“It’s all about getting people out, raising awareness,” she said, noting her real goal is making it easier for people with MS to access help and support.
“There are only three people in Franklin County who are receiving services through the National MS Society . . . and it has so many resources to offer — treatment options, therapeutic options, physical therapy centers, equipment and devices. They can sometimes help with these things for people who can’t afford them.
“They can provide cooling vests in the summer, because when people with MS get overheated, it’s hard on their nerves,” she added. “They can provide scholarship programs for college. They have a camp, Camp Hope, for kids with MS.”
These are the kinds of things Monica Chwascinski wants to make sure people with MS are aware of, and she wants to bring as many people with the disease together to make connections and establish a network.

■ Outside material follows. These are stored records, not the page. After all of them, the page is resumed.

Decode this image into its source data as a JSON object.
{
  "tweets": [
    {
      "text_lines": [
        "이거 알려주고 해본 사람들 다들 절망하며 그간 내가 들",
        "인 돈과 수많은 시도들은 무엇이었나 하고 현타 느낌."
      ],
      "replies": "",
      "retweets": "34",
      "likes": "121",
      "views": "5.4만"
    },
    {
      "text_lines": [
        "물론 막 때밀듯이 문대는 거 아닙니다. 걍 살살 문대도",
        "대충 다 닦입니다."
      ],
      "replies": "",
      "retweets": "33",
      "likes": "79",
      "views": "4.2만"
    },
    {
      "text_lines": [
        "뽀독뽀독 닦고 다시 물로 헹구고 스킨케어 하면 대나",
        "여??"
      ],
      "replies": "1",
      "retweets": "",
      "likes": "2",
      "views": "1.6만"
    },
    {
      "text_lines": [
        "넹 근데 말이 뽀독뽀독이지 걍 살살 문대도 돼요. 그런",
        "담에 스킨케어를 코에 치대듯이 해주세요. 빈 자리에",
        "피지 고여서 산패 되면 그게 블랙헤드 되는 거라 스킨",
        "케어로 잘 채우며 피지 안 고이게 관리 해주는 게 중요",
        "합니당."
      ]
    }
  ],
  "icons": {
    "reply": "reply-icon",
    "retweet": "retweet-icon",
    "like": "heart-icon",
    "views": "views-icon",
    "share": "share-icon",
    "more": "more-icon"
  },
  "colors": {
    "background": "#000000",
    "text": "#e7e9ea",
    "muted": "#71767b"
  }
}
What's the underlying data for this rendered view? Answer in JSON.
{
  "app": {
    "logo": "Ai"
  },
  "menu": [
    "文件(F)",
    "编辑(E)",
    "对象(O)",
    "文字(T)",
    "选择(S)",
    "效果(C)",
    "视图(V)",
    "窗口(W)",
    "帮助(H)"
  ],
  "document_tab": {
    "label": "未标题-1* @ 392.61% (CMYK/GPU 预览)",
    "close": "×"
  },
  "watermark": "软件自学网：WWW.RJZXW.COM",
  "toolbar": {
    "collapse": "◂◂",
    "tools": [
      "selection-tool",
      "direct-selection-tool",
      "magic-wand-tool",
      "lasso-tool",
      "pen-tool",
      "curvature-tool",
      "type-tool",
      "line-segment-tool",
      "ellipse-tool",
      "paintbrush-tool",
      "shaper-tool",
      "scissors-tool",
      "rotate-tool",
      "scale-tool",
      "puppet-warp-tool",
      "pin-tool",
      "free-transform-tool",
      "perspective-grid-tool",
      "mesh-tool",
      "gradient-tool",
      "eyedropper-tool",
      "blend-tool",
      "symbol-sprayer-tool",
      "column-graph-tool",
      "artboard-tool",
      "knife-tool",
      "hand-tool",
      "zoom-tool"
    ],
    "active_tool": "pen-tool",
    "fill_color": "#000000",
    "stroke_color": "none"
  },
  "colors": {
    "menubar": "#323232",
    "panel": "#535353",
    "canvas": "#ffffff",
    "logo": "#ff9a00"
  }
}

“There already is a local support group for people with MS, but Jenna and I have also talked about starting a Facebook page for people with MS,” she said.
The page, Mid-Mo Connections for MS, should be live in early August.
“It will be more informational and social, with dates of upcoming events like MuckFest, the screwball tourney or other fundraisers.”
In addition to Walk MS, a “footprint” fund-raising campaign will be held July 24-Aug. 11. Businesses around Franklin, Gasconade and Warren counties will ask customers if they would like to purchase an orange paper footprint for a $1 donation to Walk MS. The footprints will feature the donors’ names and be posted around the store, much like campaigns for causes like Children’s Miracle Network.
Businesses that sell $500 or more of footprints will then be considered a sponsor for the MS Walk, said Monica Chwascinski.
Participating in the Walk MS is free. There is no registration fee. Walkers are asked to bring donations.
Chwascinski said people shouldn’t feel like they only have to ask for large sum donations. Any amount helps.
“Just ask five friends for $5 each, and it adds up,” she remarked.
All of the funds raised through the Walk MS event here stay in the Gateway area to drive research, provide equipment to patients, support Camp Hope, adapt vehicles for people with MS and finance other programs.
People can register for Walk MS online through the Gateway chapter (www.gatewaymssociety.org) or at the event. They can form a team or join another.
Everyone who raises $125 receives an orange MS T-shirt.
For more information, people can contact Monica Chwascinski at 314-808-1495 or firstname.lastname@example.org.